** Goal of the exercise **
Copy all lines of the listing that include the string "highlighted".

** Data **

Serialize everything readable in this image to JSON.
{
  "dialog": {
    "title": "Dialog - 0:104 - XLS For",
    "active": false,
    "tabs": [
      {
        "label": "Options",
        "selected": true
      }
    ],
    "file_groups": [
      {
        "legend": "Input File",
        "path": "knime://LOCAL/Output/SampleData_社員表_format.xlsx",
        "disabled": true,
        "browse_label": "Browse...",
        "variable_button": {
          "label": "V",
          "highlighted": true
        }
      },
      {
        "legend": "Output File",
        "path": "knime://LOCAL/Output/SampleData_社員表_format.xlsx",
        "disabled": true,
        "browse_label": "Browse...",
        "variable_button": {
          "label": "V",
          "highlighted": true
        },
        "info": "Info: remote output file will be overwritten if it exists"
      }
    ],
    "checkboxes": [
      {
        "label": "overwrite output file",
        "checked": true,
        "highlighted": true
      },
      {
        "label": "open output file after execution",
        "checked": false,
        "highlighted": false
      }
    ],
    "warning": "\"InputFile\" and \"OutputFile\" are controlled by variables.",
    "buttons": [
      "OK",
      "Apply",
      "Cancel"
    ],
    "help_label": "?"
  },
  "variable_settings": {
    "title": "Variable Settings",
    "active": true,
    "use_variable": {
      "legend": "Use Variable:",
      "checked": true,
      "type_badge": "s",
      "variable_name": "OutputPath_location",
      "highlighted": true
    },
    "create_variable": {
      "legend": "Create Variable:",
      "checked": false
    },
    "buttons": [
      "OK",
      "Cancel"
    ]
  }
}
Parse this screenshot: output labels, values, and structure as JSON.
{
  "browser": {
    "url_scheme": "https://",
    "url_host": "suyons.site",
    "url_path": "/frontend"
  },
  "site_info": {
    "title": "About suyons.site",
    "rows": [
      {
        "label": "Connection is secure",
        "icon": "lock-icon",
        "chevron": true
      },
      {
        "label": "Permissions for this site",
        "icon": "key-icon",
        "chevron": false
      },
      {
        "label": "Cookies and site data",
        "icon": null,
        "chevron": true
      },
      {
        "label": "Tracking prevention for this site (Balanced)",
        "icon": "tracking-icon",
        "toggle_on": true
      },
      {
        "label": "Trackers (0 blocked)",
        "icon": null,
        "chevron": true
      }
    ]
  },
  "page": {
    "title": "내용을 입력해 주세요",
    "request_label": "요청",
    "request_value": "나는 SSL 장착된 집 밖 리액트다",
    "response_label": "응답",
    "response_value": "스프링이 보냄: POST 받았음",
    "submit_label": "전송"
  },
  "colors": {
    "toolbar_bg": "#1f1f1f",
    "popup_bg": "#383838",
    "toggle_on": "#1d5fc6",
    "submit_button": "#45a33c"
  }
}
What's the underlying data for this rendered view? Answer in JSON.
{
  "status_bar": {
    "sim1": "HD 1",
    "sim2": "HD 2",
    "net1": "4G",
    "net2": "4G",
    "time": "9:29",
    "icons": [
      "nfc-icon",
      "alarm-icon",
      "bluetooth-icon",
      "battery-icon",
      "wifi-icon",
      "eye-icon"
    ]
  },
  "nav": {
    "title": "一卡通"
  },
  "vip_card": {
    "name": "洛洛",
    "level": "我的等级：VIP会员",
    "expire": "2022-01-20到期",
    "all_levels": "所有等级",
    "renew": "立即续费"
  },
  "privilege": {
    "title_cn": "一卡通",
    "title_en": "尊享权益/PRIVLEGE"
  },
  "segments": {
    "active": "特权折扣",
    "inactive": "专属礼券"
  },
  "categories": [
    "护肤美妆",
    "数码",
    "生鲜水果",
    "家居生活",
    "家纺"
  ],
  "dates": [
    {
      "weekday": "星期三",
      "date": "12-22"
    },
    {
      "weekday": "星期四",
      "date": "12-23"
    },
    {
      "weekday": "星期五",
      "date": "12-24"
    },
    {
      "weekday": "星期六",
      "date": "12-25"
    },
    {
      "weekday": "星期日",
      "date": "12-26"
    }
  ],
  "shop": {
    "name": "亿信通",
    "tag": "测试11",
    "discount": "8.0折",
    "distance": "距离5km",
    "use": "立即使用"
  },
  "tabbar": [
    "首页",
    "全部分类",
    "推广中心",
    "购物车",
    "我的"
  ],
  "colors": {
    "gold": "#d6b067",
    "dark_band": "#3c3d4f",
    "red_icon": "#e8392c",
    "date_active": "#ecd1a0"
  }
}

** Reply **
          "highlighted": true
          "highlighted": true
        "highlighted": true
        "highlighted": false
      "highlighted": true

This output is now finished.